## Task requirements:
Looking at the material below, work out how many of its lines hold the string "Copy". Give that figure alone.

## Materials provided:
● ● ● ● ● ● ●

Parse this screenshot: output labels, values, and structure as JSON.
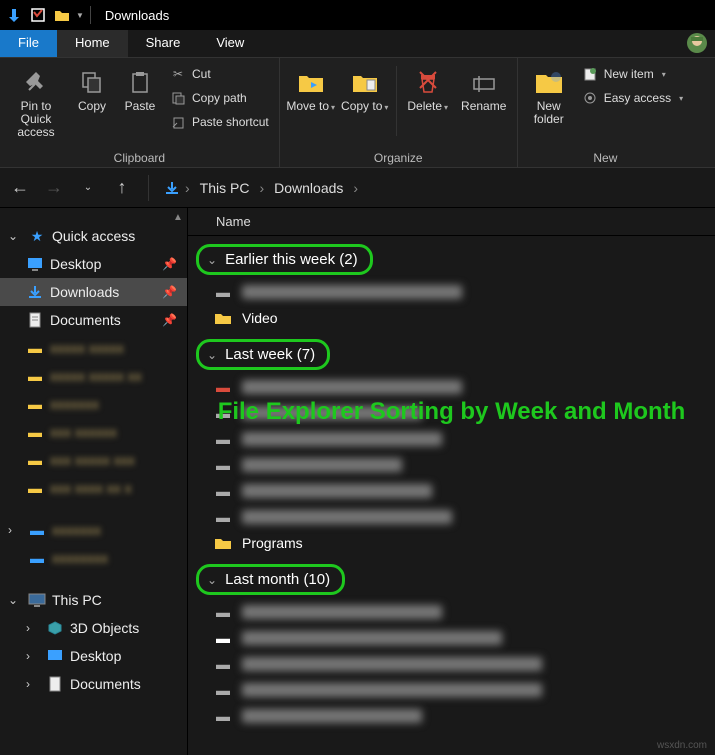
{
  "titlebar": {
    "title": "Downloads"
  },
  "ribbon_tabs": {
    "file": "File",
    "home": "Home",
    "share": "Share",
    "view": "View"
  },
  "ribbon": {
    "clipboard": {
      "label": "Clipboard",
      "pin": "Pin to Quick access",
      "copy": "Copy",
      "paste": "Paste",
      "cut": "Cut",
      "copy_path": "Copy path",
      "paste_shortcut": "Paste shortcut"
    },
    "organize": {
      "label": "Organize",
      "move": "Move to",
      "copy": "Copy to",
      "delete": "Delete",
      "rename": "Rename"
    },
    "new": {
      "label": "New",
      "folder": "New folder",
      "new_item": "New item",
      "easy_access": "Easy access"
    }
  },
  "breadcrumb": {
    "seg1": "This PC",
    "seg2": "Downloads"
  },
  "sidebar": {
    "quick_access": "Quick access",
    "desktop": "Desktop",
    "downloads": "Downloads",
    "documents": "Documents",
    "this_pc": "This PC",
    "objects3d": "3D Objects",
    "pc_desktop": "Desktop",
    "pc_documents": "Documents"
  },
  "content": {
    "column": "Name",
    "group1": "Earlier this week (2)",
    "group2": "Last week (7)",
    "group3": "Last month (10)",
    "video": "Video",
    "programs": "Programs"
  },
  "caption": "File Explorer Sorting by Week and Month",
  "watermark": "wsxdn.com"
}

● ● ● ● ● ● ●

## Output for this exercise:
3